Hint: I’m not talking about computer chat-bots…
A virtual assistant (VA) is someone who provides business support services remotely (generally from their own home, or a shared office they rent themselves).
While technically anyone who provides you with any type of assistance from a different location is a virtual assistant, most people who call themselves a virtual assistant provide the type of support traditional administrative employees do, such as reception, customer service, accounts and high-level executive or personal assistance.
I definitely wouldn’t call the graphic designers and website developers I know “virtual assistants” just because they work from home. Someone has to draw a line!
So think of any traditional administrative role and you can find a virtual assistant providing services relating to that type of role.
You don’t have to engage a virtual assistant to take on a full traditional role though – you can get a VA to take on just one or two specific tasks, such as monitoring an inbox and responding to new enquiries or following up your debtors.
Another option is to hire a virtual assistant for a one-off project or test them out for a set length of time, such as 3 months.

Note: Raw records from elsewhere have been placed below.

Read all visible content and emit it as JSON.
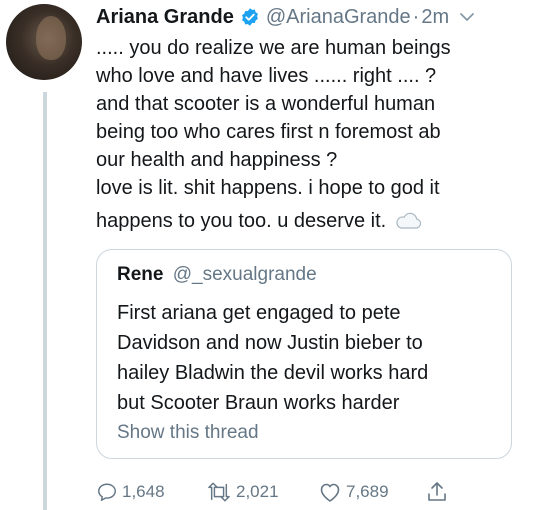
{
  "tweet": {
    "author_name": "Ariana Grande",
    "author_handle": "@ArianaGrande",
    "separator": "·",
    "time": "2m",
    "text_lines": [
      "..... you do realize we are human beings",
      "who love and have lives ...... right .... ?",
      "and that scooter is a wonderful human",
      "being too who cares first n foremost ab",
      "our health and happiness ?",
      "love is lit. shit happens. i hope to god it",
      "happens to you too. u deserve it."
    ],
    "emoji": "cloud-icon"
  },
  "quoted_tweet": {
    "author_name": "Rene",
    "author_handle": "@_sexualgrande",
    "text_lines": [
      "First ariana get engaged to pete",
      "Davidson and now Justin bieber to",
      "hailey Bladwin the devil works hard",
      "but Scooter Braun works harder"
    ],
    "show_thread_label": "Show this thread"
  },
  "actions": {
    "replies": "1,648",
    "retweets": "2,021",
    "likes": "7,689"
  },
  "colors": {
    "text": "#14171a",
    "secondary": "#657786",
    "verified": "#1da1f2",
    "border": "#ccd6dd"
  }
}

Remember that virtual assistants don’t all have the same skills or experience, so it is worth working out your budget and putting together a scope for the role you want to fill before you enter the world of remote workforces.